— REQUIREMENT —
Find how many lines of the records below contain the word "true" and write that number by itself.

== INPUT FOR THIS TASK

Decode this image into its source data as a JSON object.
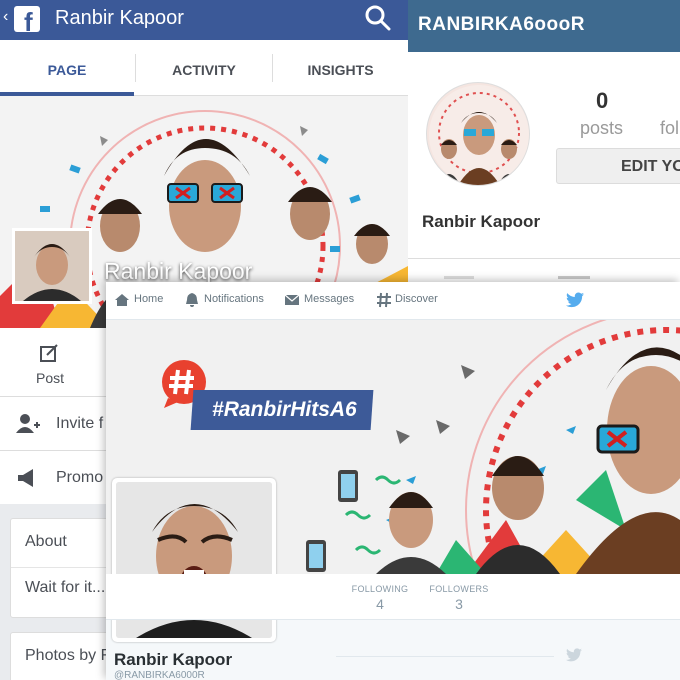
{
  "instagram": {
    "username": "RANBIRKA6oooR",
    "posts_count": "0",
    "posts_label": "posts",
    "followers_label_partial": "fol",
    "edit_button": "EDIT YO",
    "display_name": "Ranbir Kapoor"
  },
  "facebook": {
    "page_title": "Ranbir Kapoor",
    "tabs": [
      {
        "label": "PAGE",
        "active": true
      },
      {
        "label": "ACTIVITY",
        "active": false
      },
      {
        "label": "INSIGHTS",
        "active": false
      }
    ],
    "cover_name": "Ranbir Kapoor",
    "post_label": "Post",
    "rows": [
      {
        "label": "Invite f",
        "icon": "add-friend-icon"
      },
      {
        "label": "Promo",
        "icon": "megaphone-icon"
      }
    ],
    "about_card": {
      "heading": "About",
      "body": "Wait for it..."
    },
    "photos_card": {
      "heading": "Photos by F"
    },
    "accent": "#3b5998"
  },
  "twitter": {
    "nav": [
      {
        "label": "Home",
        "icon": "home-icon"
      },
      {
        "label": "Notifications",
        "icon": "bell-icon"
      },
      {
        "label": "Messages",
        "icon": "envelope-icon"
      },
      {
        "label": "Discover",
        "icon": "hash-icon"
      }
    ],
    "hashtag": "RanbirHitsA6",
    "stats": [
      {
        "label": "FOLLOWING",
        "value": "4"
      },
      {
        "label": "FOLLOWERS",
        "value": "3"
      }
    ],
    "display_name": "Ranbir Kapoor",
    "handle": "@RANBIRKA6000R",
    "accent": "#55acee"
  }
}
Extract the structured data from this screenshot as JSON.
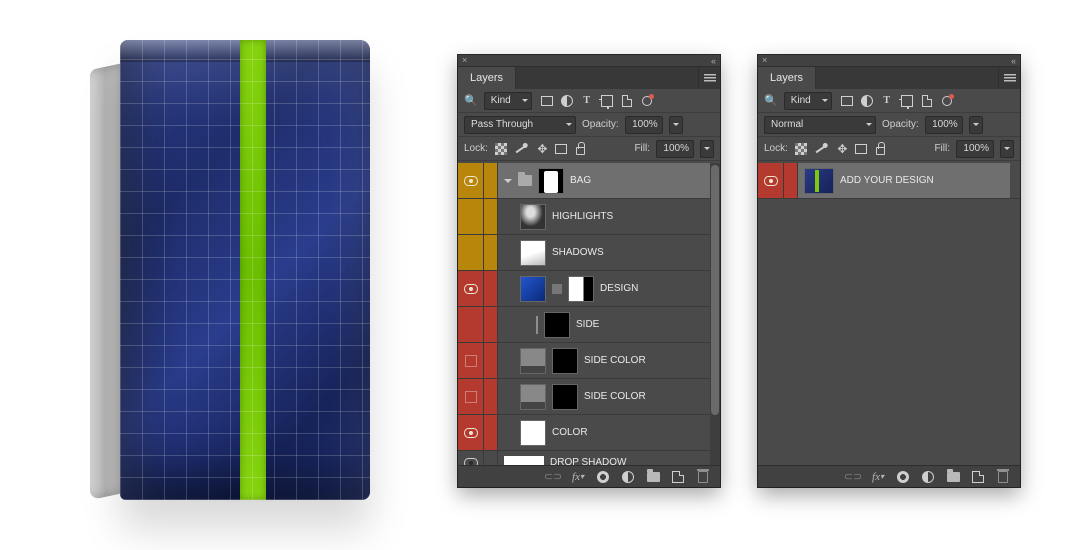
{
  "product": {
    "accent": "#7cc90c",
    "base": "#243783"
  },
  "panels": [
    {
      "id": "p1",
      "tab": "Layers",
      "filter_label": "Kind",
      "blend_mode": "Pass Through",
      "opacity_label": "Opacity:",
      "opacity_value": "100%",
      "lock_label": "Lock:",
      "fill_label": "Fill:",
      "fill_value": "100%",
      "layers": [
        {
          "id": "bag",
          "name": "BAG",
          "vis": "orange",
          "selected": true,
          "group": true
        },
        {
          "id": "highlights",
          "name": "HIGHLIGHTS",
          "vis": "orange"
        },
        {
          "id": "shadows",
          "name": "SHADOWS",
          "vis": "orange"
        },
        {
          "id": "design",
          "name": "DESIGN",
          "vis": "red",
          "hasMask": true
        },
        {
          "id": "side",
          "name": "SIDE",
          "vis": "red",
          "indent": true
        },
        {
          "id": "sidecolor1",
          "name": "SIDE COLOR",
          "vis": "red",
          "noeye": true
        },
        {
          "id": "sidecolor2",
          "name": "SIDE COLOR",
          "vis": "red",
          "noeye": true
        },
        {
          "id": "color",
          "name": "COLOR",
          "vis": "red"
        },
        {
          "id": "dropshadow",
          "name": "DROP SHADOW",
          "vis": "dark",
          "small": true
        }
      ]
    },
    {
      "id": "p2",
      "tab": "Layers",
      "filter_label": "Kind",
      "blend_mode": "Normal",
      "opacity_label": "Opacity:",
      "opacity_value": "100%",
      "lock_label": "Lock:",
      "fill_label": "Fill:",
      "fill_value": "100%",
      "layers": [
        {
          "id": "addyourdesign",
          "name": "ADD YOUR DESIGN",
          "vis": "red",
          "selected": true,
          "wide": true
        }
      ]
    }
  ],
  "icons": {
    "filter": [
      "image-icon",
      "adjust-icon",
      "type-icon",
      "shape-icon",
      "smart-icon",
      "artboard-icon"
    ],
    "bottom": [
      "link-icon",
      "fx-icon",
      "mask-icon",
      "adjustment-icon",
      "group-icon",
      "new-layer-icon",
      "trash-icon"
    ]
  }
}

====

— WRITTEN ANSWER —
10